Press & Media

Frontiers LA: Toning Up Your Spirit

At the tender age of 5, Shaman Durek already knew his path in life: He was to be a shaman. His great grandmother, who was a medicine woman and a powerful member of her tribe in Africa, spoke of Durek long before he was born and appointed him as her successor.

As a child, he exhibited special gifts such as the ability to hear thoughts, see people’s energy, talk to spirits and his ancestors, know things that were going to occur prior to them happening, feel people’s pain and heal them. The only problem was, young Durek thought everybody had these abilities.

“One day I was on the playground with this little girl and I grabbed her hand,” Durek recalls. “All of a sudden, I started shaking and I flashed and saw her hair falling out and her throwing up and being really sick in the hospital. I saw her walking into the light. I started screaming at the top of my lungs until the person who watched the playground came and grabbed me. I was like, ‘You have to help her!’ I told the principal what I saw and about two weeks later, they found out the girl had cancer. She ended up passing away. People heard about it and didn’t want me around their kids. They called me a freak. My teachers were scared of me.”

Durek soon learned his role would bring with it many challenges. In his late teens, he rebelled against being a shaman, involving himself in dancing, modeling and acting—but he lacked fulfillment and knew he wasn’t living his truth and decided to devote himself to the practice.

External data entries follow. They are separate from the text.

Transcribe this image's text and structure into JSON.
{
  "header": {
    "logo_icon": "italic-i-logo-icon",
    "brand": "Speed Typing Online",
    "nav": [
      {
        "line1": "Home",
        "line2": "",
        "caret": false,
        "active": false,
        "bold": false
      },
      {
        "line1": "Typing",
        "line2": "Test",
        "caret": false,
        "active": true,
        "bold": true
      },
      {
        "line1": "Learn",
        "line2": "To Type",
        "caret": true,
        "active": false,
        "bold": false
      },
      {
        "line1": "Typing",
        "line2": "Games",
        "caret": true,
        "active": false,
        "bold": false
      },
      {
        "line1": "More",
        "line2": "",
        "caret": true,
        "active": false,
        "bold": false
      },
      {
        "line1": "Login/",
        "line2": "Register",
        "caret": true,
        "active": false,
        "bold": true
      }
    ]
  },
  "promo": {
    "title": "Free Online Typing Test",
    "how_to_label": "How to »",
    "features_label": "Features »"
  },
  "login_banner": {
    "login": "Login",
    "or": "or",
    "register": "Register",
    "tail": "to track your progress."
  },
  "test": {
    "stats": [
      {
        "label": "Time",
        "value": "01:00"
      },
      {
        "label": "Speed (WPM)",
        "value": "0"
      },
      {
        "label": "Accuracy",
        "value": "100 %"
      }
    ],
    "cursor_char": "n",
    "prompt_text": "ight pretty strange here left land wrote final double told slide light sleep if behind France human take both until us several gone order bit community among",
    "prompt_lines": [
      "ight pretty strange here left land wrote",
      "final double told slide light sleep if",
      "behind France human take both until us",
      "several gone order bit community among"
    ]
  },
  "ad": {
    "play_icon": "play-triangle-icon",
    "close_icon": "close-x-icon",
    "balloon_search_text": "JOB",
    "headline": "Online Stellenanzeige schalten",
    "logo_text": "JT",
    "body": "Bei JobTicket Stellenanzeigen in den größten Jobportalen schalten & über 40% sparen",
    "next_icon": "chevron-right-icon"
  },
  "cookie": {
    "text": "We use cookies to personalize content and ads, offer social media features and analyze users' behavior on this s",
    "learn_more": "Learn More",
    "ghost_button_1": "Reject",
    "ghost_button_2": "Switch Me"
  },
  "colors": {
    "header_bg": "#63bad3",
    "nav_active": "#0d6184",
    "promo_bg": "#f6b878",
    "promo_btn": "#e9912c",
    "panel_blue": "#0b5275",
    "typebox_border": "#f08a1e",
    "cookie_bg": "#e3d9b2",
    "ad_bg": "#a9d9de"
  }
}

So what exactly is a shaman? The word means “one who knows,” but, simply, Durek says he is a servant of the people and the Earth. Shamans travel, using various techniques and skills to reach different types of dimensions and consciousness so they can bring back information to help others. In the ancient days, chiefs would consult a shaman for guidance on where the tribe should plant its crops. The shaman would talk to the spirits and bring back the information, acting as a bridge to the spirit world. “To be a shaman, it takes a great deal of devotion, humbleness and willingness to surrender the part of the mind that wants to see things in a certain way,” he explains. “It’s about being a vessel.”

One of Durek’s main goals is to let people know about the importance of spiritual health and the effect stress can have on the physical body. “Your body is made up of energy—your cells, your organs, your bones,” he says. “When your mind is not in harmony, then your physical body starts to experience it. Your spiritual body is always the first body that experiences something, then it goes down to your mind. Then your emotions begin to get involved. That then affects the physical. The body is the last state for your spirit to communicate to you that your spirit is not happy. It’s important to have a balanced spiritual self so that when you are spiritually centered, your mind is harmoniously clear and you feel a sense of well-being. Everything in your body is getting complete harmonized energy, therefore you’re drinking water, you’re exercising, you’re taking care of your body temple. This is what houses your soul, and if your soul is unhappy, this is what creates disease in the body.”

Illness is something Durek knows about firsthand. Ten years ago, he experienced a potassium overload, which caused kidney failure, and he died in the hospital. On the seventh try, the medical staff was able to resuscitate him, but because he was gone for so long, he suffered brain damage and couldn’t walk. Durek used his shamanic skills to heal his legs and his ability to talk and walk. The only thing he didn’t repair were his kidneys. Thanks to his sister’s donation, he underwent a kidney transplant a year and a half ago. Durek believes it was an experience he needed to go through as part of his shamanic path.

This path has afforded Durek the ability to cleanse poison out of people’s bodies and communicate with different parts of their spirit. He applies ancient spiritual wisdom to help bring success, happiness and healing into people’s lives. “People intrinsically know who they are,” he says. “They just have so many distractions because they’ve been trying to please the outside world so much, they’ve lost track of their authenticity. What I do is help them get back to their authentic selves.”

When Durek was in Israel, he had an experience at the Wailing Wall in Bethlehem that profoundly affected the way he would interact with others—even those who he may not agree with. “I was always confused about what and who was God,” he says. “I put my hand on the wall and said, ‘Who are you, God?’ All of a sudden, I saw this blast of light. I felt everything. I saw the sea, trees, people, ants, spiders, sky, air, planets, stars—everything—and it kept going faster and faster until it became this glowing, vibrant, intense, almost childlike energy of pure love. And in the center was this unconditional, playful creative being that didn’t have any sex, didn’t have any male or female characteristics. It was just pure energy. I felt it in my heart and started to get a nosebleed. It was so intense that I fell down. That was all I needed to know. That opened up a doorway for me. People are like, ‘You have to wake up the Christians.’ But if people don’t want to wake up, they don’t have to. I’m going to love them, and if they don’t feel my love because they’re closed off to it, then that’s their choice. I’m not here to battle people. I’m here to love them. I don’t need to love people because we have something in common. I can love you just because you’re created.”